> **Task to complete**:
Print a faithful copy of the data below, word for word, with the pictures left out.

======== Material to process

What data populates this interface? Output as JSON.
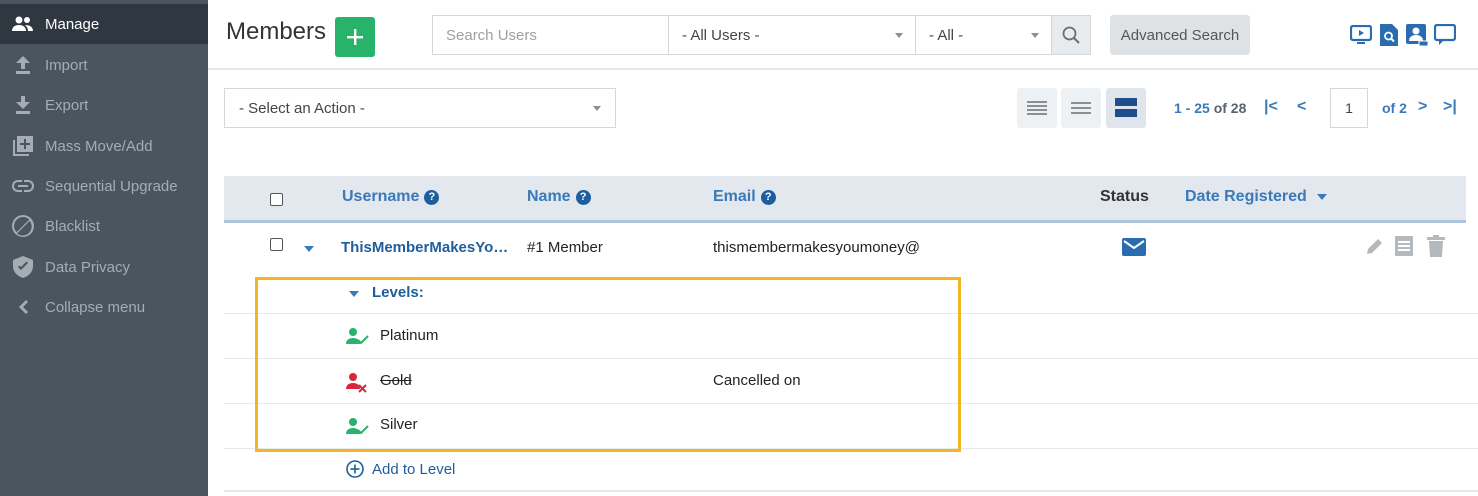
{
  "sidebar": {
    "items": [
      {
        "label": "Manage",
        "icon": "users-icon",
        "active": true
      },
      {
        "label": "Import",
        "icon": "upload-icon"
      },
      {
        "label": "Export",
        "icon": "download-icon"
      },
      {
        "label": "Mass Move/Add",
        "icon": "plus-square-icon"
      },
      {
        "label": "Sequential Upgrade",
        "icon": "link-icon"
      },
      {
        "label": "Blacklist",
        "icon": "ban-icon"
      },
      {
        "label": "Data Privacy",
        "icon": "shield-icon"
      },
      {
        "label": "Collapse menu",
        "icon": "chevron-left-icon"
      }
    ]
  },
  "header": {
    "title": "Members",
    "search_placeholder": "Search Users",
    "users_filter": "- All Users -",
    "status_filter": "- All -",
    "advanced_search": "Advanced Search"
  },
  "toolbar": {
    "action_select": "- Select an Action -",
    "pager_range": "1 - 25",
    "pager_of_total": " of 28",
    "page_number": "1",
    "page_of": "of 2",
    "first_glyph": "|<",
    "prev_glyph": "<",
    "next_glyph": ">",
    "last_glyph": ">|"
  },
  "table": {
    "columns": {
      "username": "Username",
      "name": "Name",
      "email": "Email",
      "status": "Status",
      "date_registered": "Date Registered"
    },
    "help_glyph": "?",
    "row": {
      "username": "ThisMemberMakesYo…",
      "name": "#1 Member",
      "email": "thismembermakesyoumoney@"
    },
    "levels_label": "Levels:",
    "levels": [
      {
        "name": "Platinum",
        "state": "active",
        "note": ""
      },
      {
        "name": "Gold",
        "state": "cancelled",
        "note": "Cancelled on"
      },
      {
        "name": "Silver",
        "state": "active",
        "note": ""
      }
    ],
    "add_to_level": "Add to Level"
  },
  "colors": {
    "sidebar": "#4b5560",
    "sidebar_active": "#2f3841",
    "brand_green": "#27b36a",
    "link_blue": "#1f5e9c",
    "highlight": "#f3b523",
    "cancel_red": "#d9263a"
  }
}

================

> **Answer to this exercise**:
What data populates this interface? Output as JSON.
{
  "sidebar": {
    "items": [
      {
        "label": "Manage",
        "icon": "users-icon",
        "active": true
      },
      {
        "label": "Import",
        "icon": "upload-icon"
      },
      {
        "label": "Export",
        "icon": "download-icon"
      },
      {
        "label": "Mass Move/Add",
        "icon": "plus-square-icon"
      },
      {
        "label": "Sequential Upgrade",
        "icon": "link-icon"
      },
      {
        "label": "Blacklist",
        "icon": "ban-icon"
      },
      {
        "label": "Data Privacy",
        "icon": "shield-icon"
      },
      {
        "label": "Collapse menu",
        "icon": "chevron-left-icon"
      }
    ]
  },
  "header": {
    "title": "Members",
    "search_placeholder": "Search Users",
    "users_filter": "- All Users -",
    "status_filter": "- All -",
    "advanced_search": "Advanced Search"
  },
  "toolbar": {
    "action_select": "- Select an Action -",
    "pager_range": "1 - 25",
    "pager_of_total": " of 28",
    "page_number": "1",
    "page_of": "of 2",
    "first_glyph": "|<",
    "prev_glyph": "<",
    "next_glyph": ">",
    "last_glyph": ">|"
  },
  "table": {
    "columns": {
      "username": "Username",
      "name": "Name",
      "email": "Email",
      "status": "Status",
      "date_registered": "Date Registered"
    },
    "help_glyph": "?",
    "row": {
      "username": "ThisMemberMakesYo…",
      "name": "#1 Member",
      "email": "thismembermakesyoumoney@"
    },
    "levels_label": "Levels:",
    "levels": [
      {
        "name": "Platinum",
        "state": "active",
        "note": ""
      },
      {
        "name": "Gold",
        "state": "cancelled",
        "note": "Cancelled on"
      },
      {
        "name": "Silver",
        "state": "active",
        "note": ""
      }
    ],
    "add_to_level": "Add to Level"
  },
  "colors": {
    "sidebar": "#4b5560",
    "sidebar_active": "#2f3841",
    "brand_green": "#27b36a",
    "link_blue": "#1f5e9c",
    "highlight": "#f3b523",
    "cancel_red": "#d9263a"
  }
}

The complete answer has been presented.